• Plant Health
  • Mar 13, 2020

Get a Jump on a Compressed Season

Tractor next to silo in the sunshine

Delays in getting 2019 crops out of the field will mean a tighter gap between harvest and 2020 planting in many areas of the country. Here are some tips to help you effectively manage your time in the early spring to make planting timely and successful.

1. Take soil samples to identify nutrient deficits.

Work with your trusted advisor to schedule and perform any necessary soil testing on your fields. Fall is usually the optimal time to soil test, but last fall’s wet weather may have prohibited a number of farmers from doing so. Testing before the season starts can alert you to nutrient deficiencies so you can course-correct with an appropriate nutrient application.

2. Use technology to analyze last year’s data.

Ag tech is great for in-season management, but don’t forget to use it now to help you plan what you need to do before you plant a single seed. For example, feed your latest 2019 tissue sampling results into the R7® Tool and correlate these with the results of your soil tests to address nutrient deficits.

3. Figure out seed placement and herbicide timing.

Once you’ve finalized seed decisions, it’s important to determine which hybrids and varieties should be placed on which fields and at what populations, and how to manage those fields in-season for actions such as variable-rate fertilizer and fungicide applications.

The R7 Tool can help support those decisions with data from the Answer Plot® program that’s specific to environments and fields just like yours, and your trusted advisor can help you formulate your decision-making in these areas. He or she is familiar with burndown and preplant herbicide product labels, both for WinField® United-branded products and partner products. This agronomic intel can help you stay on track with herbicide timing this spring and throughout the season.

4. Shorten your burndown window.

In many areas of the country — including my territory of Delaware, Maryland, Virginia, West Virginia and the Carolinas — many farmers do spring burndowns. With early-season weather extremes, a crop oil such as Superb® HC or a methylated seed oil like Destiny® HC can be a good choice for the herbicide spray tank, accompanied by a drift reduction agent such as InterLock® to keep that application on target.

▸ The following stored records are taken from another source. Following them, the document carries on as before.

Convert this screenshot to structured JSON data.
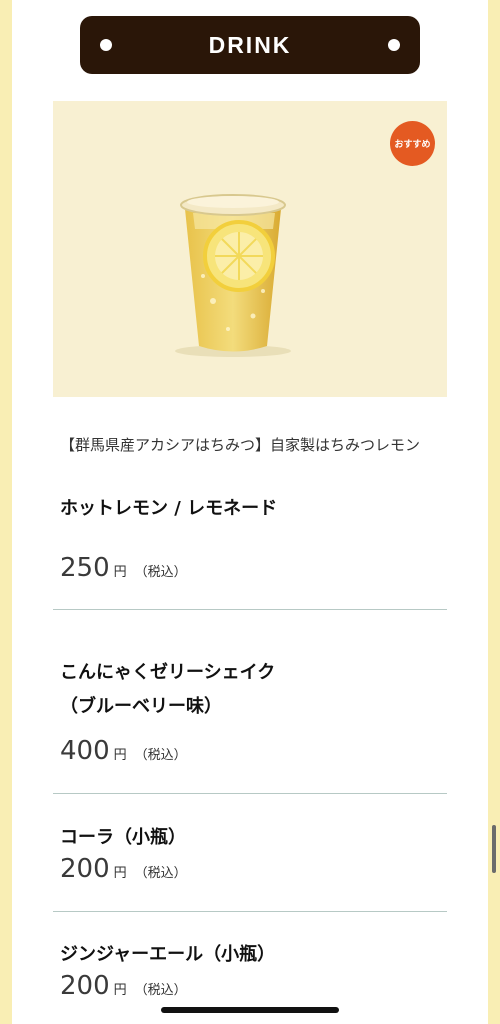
{
  "header": {
    "title": "DRINK"
  },
  "featured": {
    "badge": "おすすめ",
    "subtitle": "【群馬県産アカシアはちみつ】自家製はちみつレモン"
  },
  "items": [
    {
      "name": "ホットレモン / レモネード",
      "price": "250",
      "yen": "円",
      "tax": "（税込）"
    },
    {
      "name": "こんにゃくゼリーシェイク\n（ブルーベリー味）",
      "name_line1": "こんにゃくゼリーシェイク",
      "name_line2": "（ブルーベリー味）",
      "price": "400",
      "yen": "円",
      "tax": "（税込）"
    },
    {
      "name": "コーラ（小瓶）",
      "price": "200",
      "yen": "円",
      "tax": "（税込）"
    },
    {
      "name": "ジンジャーエール（小瓶）",
      "price": "200",
      "yen": "円",
      "tax": "（税込）"
    }
  ],
  "colors": {
    "background": "#f9eeb4",
    "header_bar": "#2a1608",
    "badge": "#e45a22",
    "divider": "#b7c9c5"
  }
}
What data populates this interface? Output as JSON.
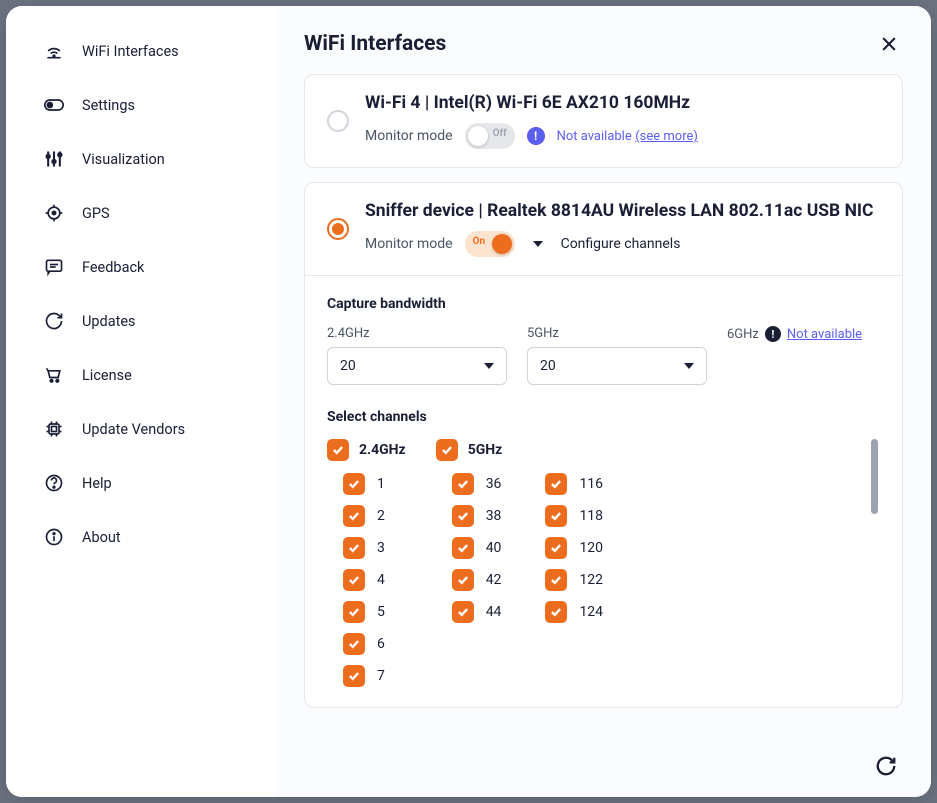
{
  "sidebar": {
    "items": [
      {
        "label": "WiFi Interfaces",
        "icon": "wifi"
      },
      {
        "label": "Settings",
        "icon": "toggle"
      },
      {
        "label": "Visualization",
        "icon": "sliders"
      },
      {
        "label": "GPS",
        "icon": "target"
      },
      {
        "label": "Feedback",
        "icon": "comment"
      },
      {
        "label": "Updates",
        "icon": "refresh"
      },
      {
        "label": "License",
        "icon": "cart"
      },
      {
        "label": "Update Vendors",
        "icon": "chip"
      },
      {
        "label": "Help",
        "icon": "help"
      },
      {
        "label": "About",
        "icon": "info"
      }
    ]
  },
  "header": {
    "title": "WiFi Interfaces"
  },
  "interfaces": [
    {
      "title": "Wi-Fi 4 | Intel(R) Wi-Fi 6E AX210 160MHz",
      "monitorLabel": "Monitor mode",
      "toggle": "Off",
      "notAvailable": "Not available",
      "seeMore": "(see more)",
      "selected": false
    },
    {
      "title": "Sniffer device | Realtek 8814AU Wireless LAN 802.11ac USB NIC",
      "monitorLabel": "Monitor mode",
      "toggle": "On",
      "configureLabel": "Configure channels",
      "selected": true
    }
  ],
  "bandwidth": {
    "sectionTitle": "Capture bandwidth",
    "cols": [
      {
        "label": "2.4GHz",
        "value": "20"
      },
      {
        "label": "5GHz",
        "value": "20"
      }
    ],
    "sixg": {
      "label": "6GHz",
      "notAvailable": "Not available"
    }
  },
  "channels": {
    "sectionTitle": "Select channels",
    "bands": [
      {
        "label": "2.4GHz",
        "cols": [
          [
            "1",
            "2",
            "3",
            "4",
            "5",
            "6",
            "7"
          ]
        ]
      },
      {
        "label": "5GHz",
        "cols": [
          [
            "36",
            "38",
            "40",
            "42",
            "44"
          ],
          [
            "116",
            "118",
            "120",
            "122",
            "124"
          ]
        ]
      }
    ]
  }
}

StrikeLock® is also becoming a popular tool. It’s a mix of a methylated seed oil, like Destiny HC, with drift-reduction properties similar to those found in InterLock. We are using it more and more as the premier burndown adjuvant for adverse weed management conditions. Additionally, a number of farmers in my area use Class Act® NG®, not only to condition their tank spray against hard water cations, but also to “heat up” the action of glyphosate, increasing uptake and the speed of herbicide action to manage weeds.


All photos are either the property of WinField United or used with permission.

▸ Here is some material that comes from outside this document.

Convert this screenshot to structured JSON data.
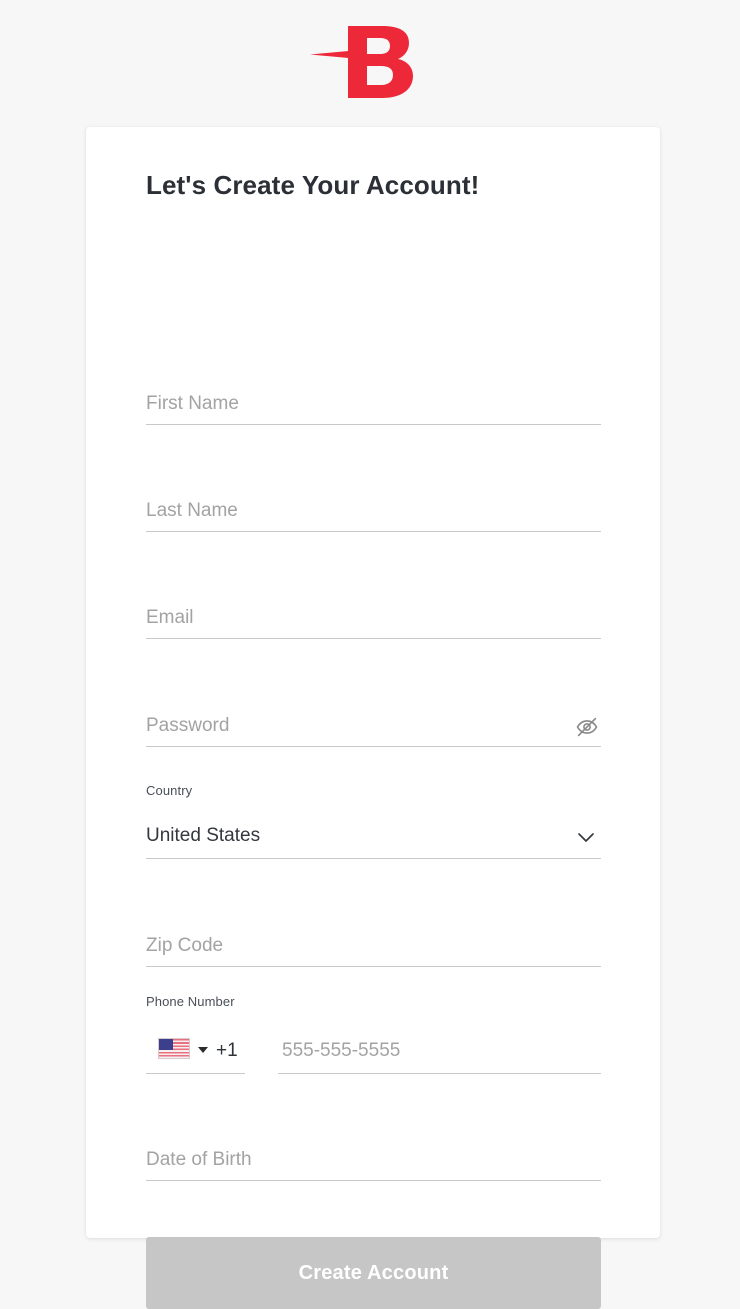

© 2020 WinField United. Important: Before use always read and follow label instructions. Crop performance is dependent on several factors many of which are beyond the control of WinField United, including without limitation, soil type, pest pressures, agronomic practices, and weather conditions. Growers are encouraged to consider data from multiple locations, over multiple years, and be mindful of how such agronomic conditions could impact results. Answer Plot®, Class Act®, Destiny®, InterLock®, NG®, R7®, StrikeLock®, Superb® and WinField® are trademarks of WinField United.




Plant Health